'''

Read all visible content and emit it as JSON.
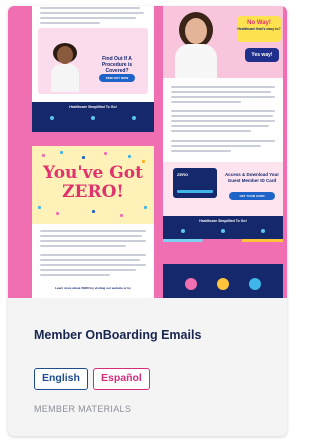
{
  "card": {
    "title": "Member OnBoarding Emails",
    "tags": [
      "English",
      "Español"
    ],
    "category": "MEMBER MATERIALS"
  },
  "preview": {
    "email1": {
      "question": "Find Out If A Procedure is Covered?",
      "button": "FIND OUT NOW",
      "footer": "Healthcare Simplified To Go!"
    },
    "email2": {
      "bubble_title": "No Way!",
      "bubble_subtitle": "Healthcare that's easy to?",
      "yes_button": "Yes way!",
      "access_title": "Access & Download Your Guest Member ID Card",
      "id_button": "GET YOUR CARD",
      "card_logo": "ZERO",
      "footer": "Healthcare Simplified To Go!"
    },
    "email3": {
      "headline": "You've Got ZERO!",
      "learn_more": "Learn more about ZERO by visiting our website or by"
    }
  },
  "colors": {
    "preview_background": "#f06fb3",
    "brand_navy": "#14286b",
    "english_tag": "#1d4d91",
    "spanish_tag": "#d42b7a",
    "category_text": "#8a8f99"
  }
}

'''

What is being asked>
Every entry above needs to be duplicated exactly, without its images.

Answer to the problem>
Read all visible content and emit it as JSON.
{
  "card": {
    "title": "Member OnBoarding Emails",
    "tags": [
      "English",
      "Español"
    ],
    "category": "MEMBER MATERIALS"
  },
  "preview": {
    "email1": {
      "question": "Find Out If A Procedure is Covered?",
      "button": "FIND OUT NOW",
      "footer": "Healthcare Simplified To Go!"
    },
    "email2": {
      "bubble_title": "No Way!",
      "bubble_subtitle": "Healthcare that's easy to?",
      "yes_button": "Yes way!",
      "access_title": "Access & Download Your Guest Member ID Card",
      "id_button": "GET YOUR CARD",
      "card_logo": "ZERO",
      "footer": "Healthcare Simplified To Go!"
    },
    "email3": {
      "headline": "You've Got ZERO!",
      "learn_more": "Learn more about ZERO by visiting our website or by"
    }
  },
  "colors": {
    "preview_background": "#f06fb3",
    "brand_navy": "#14286b",
    "english_tag": "#1d4d91",
    "spanish_tag": "#d42b7a",
    "category_text": "#8a8f99"
  }
}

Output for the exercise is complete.